■ Interface dataset entries:
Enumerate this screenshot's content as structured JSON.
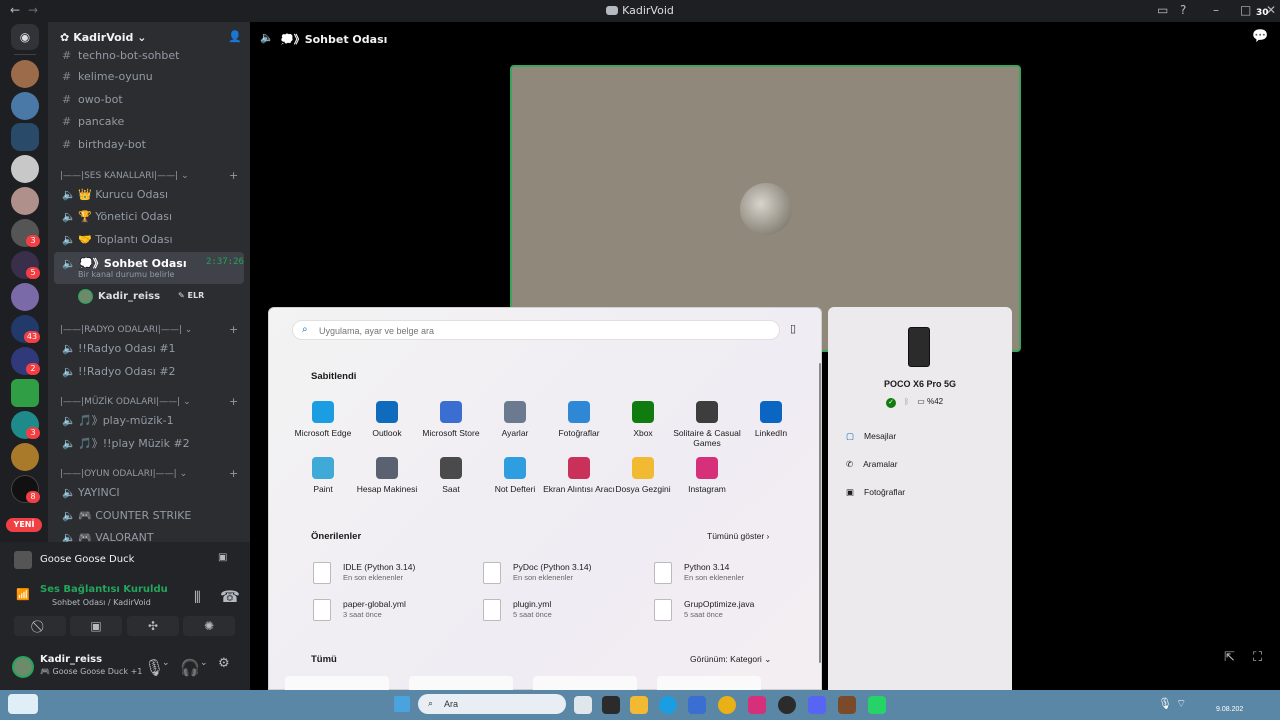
{
  "window": {
    "title": "KadirVoid",
    "badge": "30"
  },
  "server": {
    "name": "KadirVoid"
  },
  "server_badges": [
    "3",
    "5",
    "43",
    "2",
    "3",
    "8"
  ],
  "new_badge": "YENİ",
  "channels": {
    "text": [
      "techno-bot-sohbet",
      "kelime-oyunu",
      "owo-bot",
      "pancake",
      "birthday-bot"
    ],
    "cat_voice": "|——|SES KANALLARI|——|",
    "voice": [
      "👑 Kurucu Odası",
      "🏆 Yönetici Odası",
      "🤝 Toplantı Odası"
    ],
    "active": {
      "name": "💭》Sohbet Odası",
      "timer": "2:37:26",
      "status": "Bir kanal durumu belirle",
      "member": "Kadir_reiss",
      "member_tag": "ELR"
    },
    "cat_radio": "|——|RADYO ODALARI|——|",
    "radio": [
      "!!Radyo Odası #1",
      "!!Radyo Odası #2"
    ],
    "cat_music": "|——|MÜZİK ODALARI|——|",
    "music": [
      "🎵》play-müzik-1",
      "🎵》!!play Müzik #2"
    ],
    "cat_game": "|——|OYUN ODALARI|——|",
    "game": [
      "YAYINCI",
      "🎮 COUNTER STRIKE",
      "🎮 VALORANT"
    ]
  },
  "activity": {
    "name": "Goose Goose Duck"
  },
  "voice_conn": {
    "status": "Ses Bağlantısı Kuruldu",
    "where": "Sohbet Odası / KadirVoid"
  },
  "user": {
    "name": "Kadir_reiss",
    "activity": "Goose Goose Duck +1"
  },
  "header": {
    "channel": "💭》Sohbet Odası"
  },
  "start": {
    "search_placeholder": "Uygulama, ayar ve belge ara",
    "pinned_title": "Sabitlendi",
    "pinned": [
      {
        "label": "Microsoft Edge",
        "color": "#1b9de2"
      },
      {
        "label": "Outlook",
        "color": "#0f6cbd"
      },
      {
        "label": "Microsoft Store",
        "color": "#3a6fd1"
      },
      {
        "label": "Ayarlar",
        "color": "#6b7a8f"
      },
      {
        "label": "Fotoğraflar",
        "color": "#2f88d6"
      },
      {
        "label": "Xbox",
        "color": "#107c10"
      },
      {
        "label": "Solitaire & Casual Games",
        "color": "#3d3d3d"
      },
      {
        "label": "LinkedIn",
        "color": "#0a66c2"
      },
      {
        "label": "Paint",
        "color": "#3fa9d8"
      },
      {
        "label": "Hesap Makinesi",
        "color": "#5a6170"
      },
      {
        "label": "Saat",
        "color": "#4a4a4a"
      },
      {
        "label": "Not Defteri",
        "color": "#2f9ee0"
      },
      {
        "label": "Ekran Alıntısı Aracı",
        "color": "#c9305a"
      },
      {
        "label": "Dosya Gezgini",
        "color": "#f2b933"
      },
      {
        "label": "Instagram",
        "color": "#d6307a"
      }
    ],
    "rec_title": "Önerilenler",
    "show_all": "Tümünü göster",
    "recommended": [
      {
        "name": "IDLE (Python 3.14)",
        "sub": "En son eklenenler"
      },
      {
        "name": "PyDoc (Python 3.14)",
        "sub": "En son eklenenler"
      },
      {
        "name": "Python 3.14",
        "sub": "En son eklenenler"
      },
      {
        "name": "paper-global.yml",
        "sub": "3 saat önce"
      },
      {
        "name": "plugin.yml",
        "sub": "5 saat önce"
      },
      {
        "name": "GrupOptimize.java",
        "sub": "5 saat önce"
      }
    ],
    "all_title": "Tümü",
    "view": "Görünüm: Kategori"
  },
  "phone": {
    "model": "POCO X6 Pro 5G",
    "battery": "%42",
    "items": [
      "Mesajlar",
      "Aramalar",
      "Fotoğraflar"
    ]
  },
  "taskbar": {
    "search": "Ara",
    "clock": "9.08.202"
  }
}
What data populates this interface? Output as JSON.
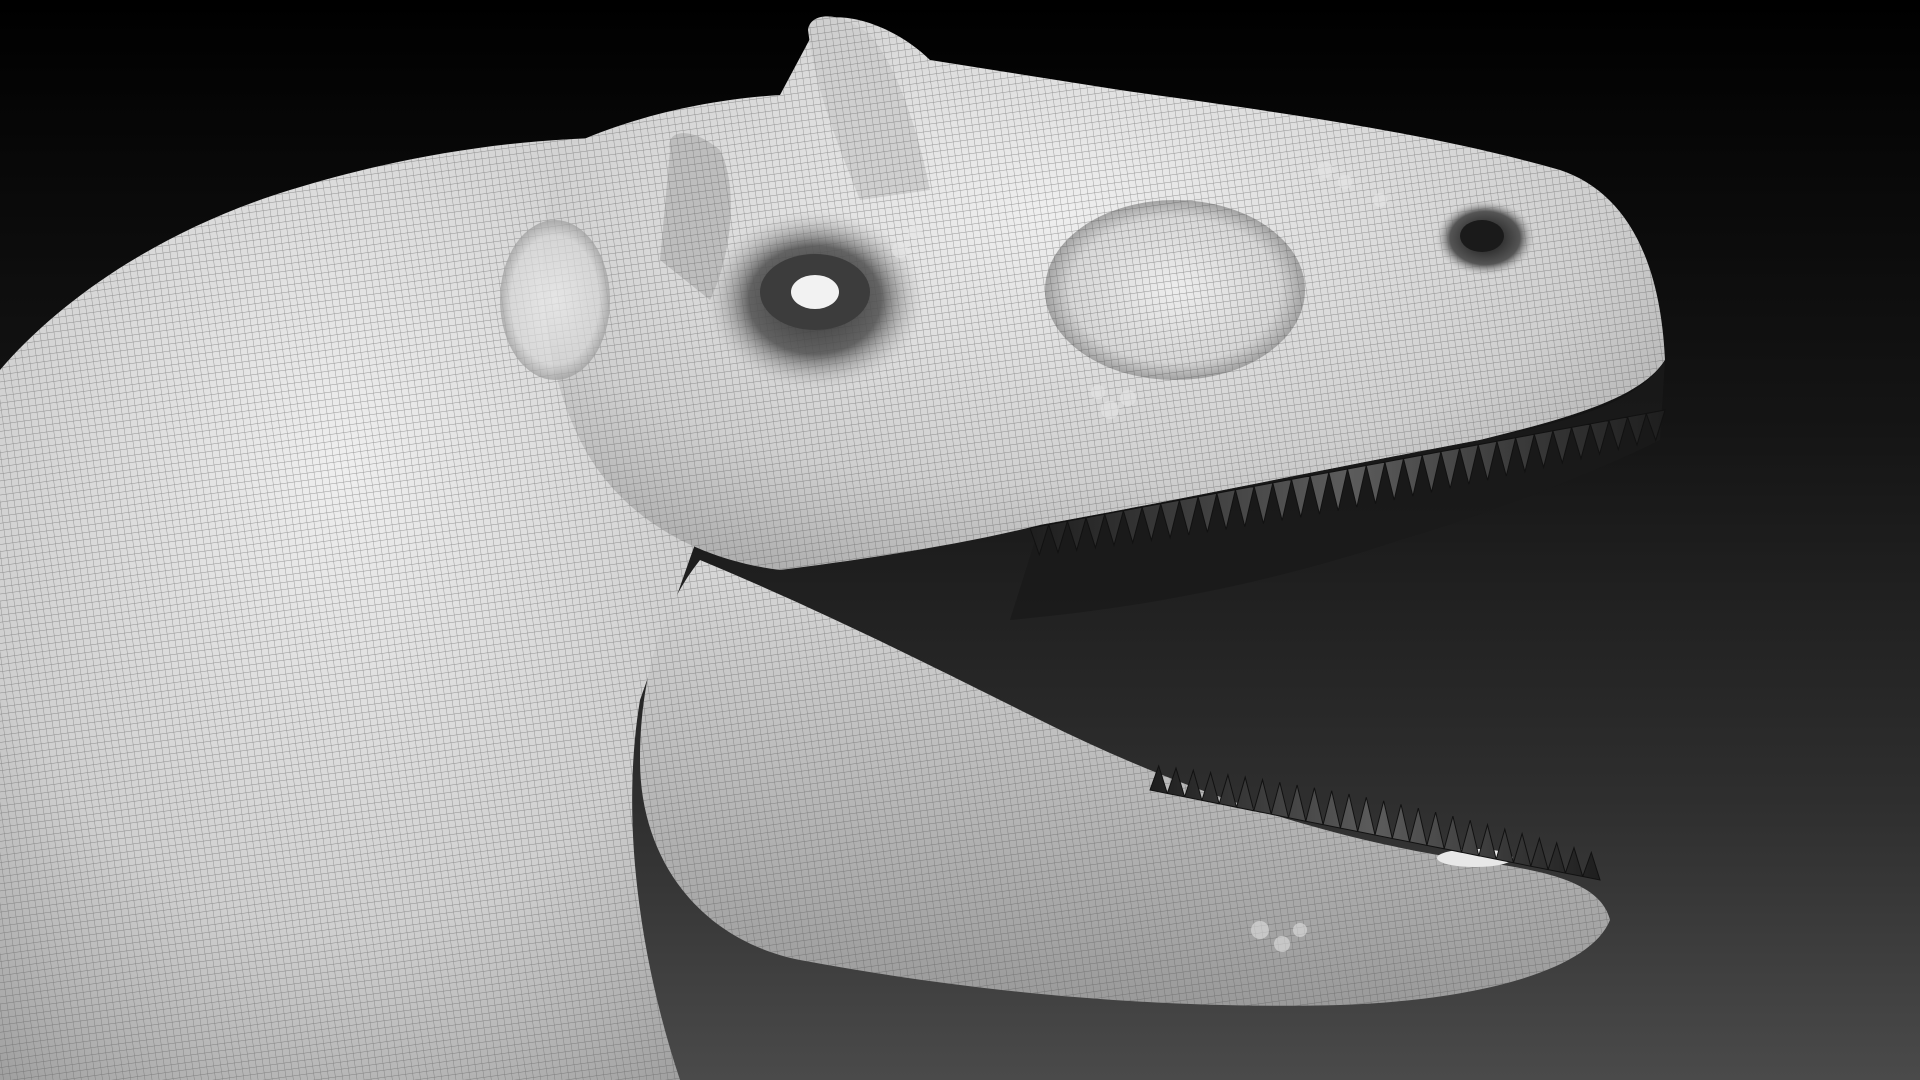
{
  "viewport": {
    "subject": "dinosaur-head-sculpt",
    "background_top_color": "#000000",
    "background_bottom_color": "#4a4a4a",
    "skin_base_color": "#c9c9c9",
    "skin_highlight_color": "#efefef",
    "mesh_wire_color": "#5a5a5a",
    "cavity_color": "#3a3a3a",
    "teeth_color": "#2a2a2a",
    "eye_color": "#f2f2f2"
  }
}
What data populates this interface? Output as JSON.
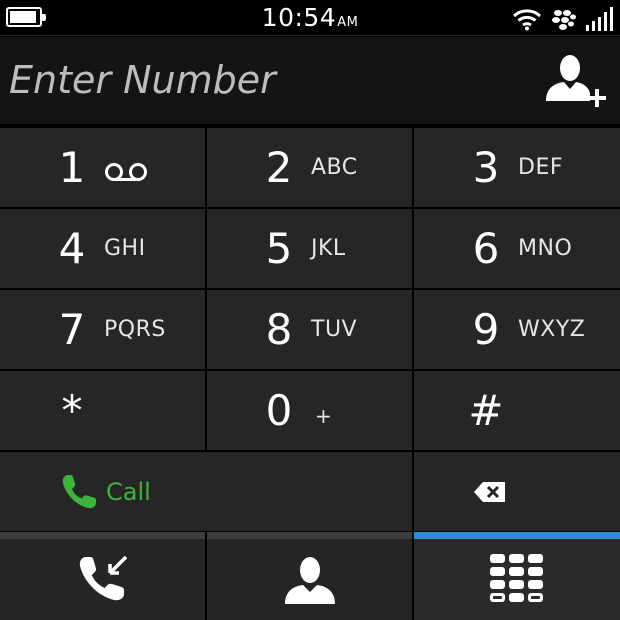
{
  "status_bar": {
    "time": "10:54",
    "ampm": "AM",
    "battery_level": 0.8,
    "icons": [
      "battery-icon",
      "wifi-icon",
      "blackberry-icon",
      "signal-icon"
    ]
  },
  "number_field": {
    "placeholder": "Enter Number",
    "add_contact_icon": "add-contact-icon"
  },
  "keypad": {
    "keys": [
      {
        "digit": "1",
        "letters": "",
        "icon": "voicemail-icon"
      },
      {
        "digit": "2",
        "letters": "ABC"
      },
      {
        "digit": "3",
        "letters": "DEF"
      },
      {
        "digit": "4",
        "letters": "GHI"
      },
      {
        "digit": "5",
        "letters": "JKL"
      },
      {
        "digit": "6",
        "letters": "MNO"
      },
      {
        "digit": "7",
        "letters": "PQRS"
      },
      {
        "digit": "8",
        "letters": "TUV"
      },
      {
        "digit": "9",
        "letters": "WXYZ"
      },
      {
        "digit": "*",
        "letters": ""
      },
      {
        "digit": "0",
        "letters": "+"
      },
      {
        "digit": "#",
        "letters": ""
      }
    ],
    "call_label": "Call",
    "call_icon": "phone-icon",
    "backspace_icon": "backspace-icon"
  },
  "bottom_nav": {
    "tabs": [
      {
        "name": "call-log",
        "icon": "call-log-icon",
        "active": false
      },
      {
        "name": "contacts",
        "icon": "contact-icon",
        "active": false
      },
      {
        "name": "dialpad",
        "icon": "dialpad-icon",
        "active": true
      }
    ],
    "accent_color": "#2b8fd6"
  },
  "colors": {
    "call_green": "#3cb43c",
    "key_bg": "#262626"
  }
}
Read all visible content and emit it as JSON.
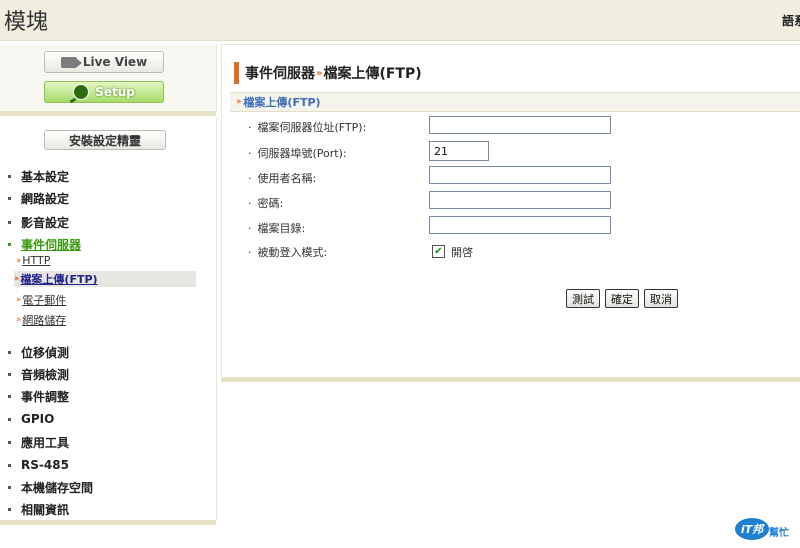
{
  "header": {
    "app_title": "模塊",
    "lang_label": "語系"
  },
  "nav": {
    "live_view": "Live View",
    "setup": "Setup"
  },
  "sidebar": {
    "wizard": "安裝設定精靈",
    "items": [
      {
        "label": "基本設定"
      },
      {
        "label": "網路設定"
      },
      {
        "label": "影音設定"
      },
      {
        "label": "事件伺服器"
      },
      {
        "label": "位移偵測"
      },
      {
        "label": "音頻檢測"
      },
      {
        "label": "事件調整"
      },
      {
        "label": "GPIO"
      },
      {
        "label": "應用工具"
      },
      {
        "label": "RS-485"
      },
      {
        "label": "本機儲存空間"
      },
      {
        "label": "相關資訊"
      }
    ],
    "sub_items": [
      {
        "label": "HTTP"
      },
      {
        "label": "檔案上傳(FTP)"
      },
      {
        "label": "電子郵件"
      },
      {
        "label": "網路儲存"
      }
    ]
  },
  "main": {
    "heading_part1": "事件伺服器",
    "heading_sep": "»",
    "heading_part2": "檔案上傳(FTP)",
    "section_title": "檔案上傳(FTP)",
    "fields": {
      "server_label": "檔案伺服器位址(FTP):",
      "server_value": "",
      "port_label": "伺服器埠號(Port):",
      "port_value": "21",
      "username_label": "使用者名稱:",
      "username_value": "",
      "password_label": "密碼:",
      "password_value": "",
      "directory_label": "檔案目錄:",
      "directory_value": "",
      "passive_label": "被動登入模式:",
      "passive_option": "開啓",
      "passive_checked": true
    },
    "buttons": {
      "test": "測試",
      "ok": "確定",
      "cancel": "取消"
    }
  },
  "watermark": {
    "logo_text": "iT邦",
    "tagline": "幫忙"
  }
}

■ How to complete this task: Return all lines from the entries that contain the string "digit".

■ Response box:
        "digit": "1",
        "digit": "2",
        "digit": "3",
        "digit": "4",
        "digit": "5",
        "digit": "6",
        "digit": "7",
        "digit": "8",
        "digit": "9",
        "digit": "*",
        "digit": "0",
        "digit": "#",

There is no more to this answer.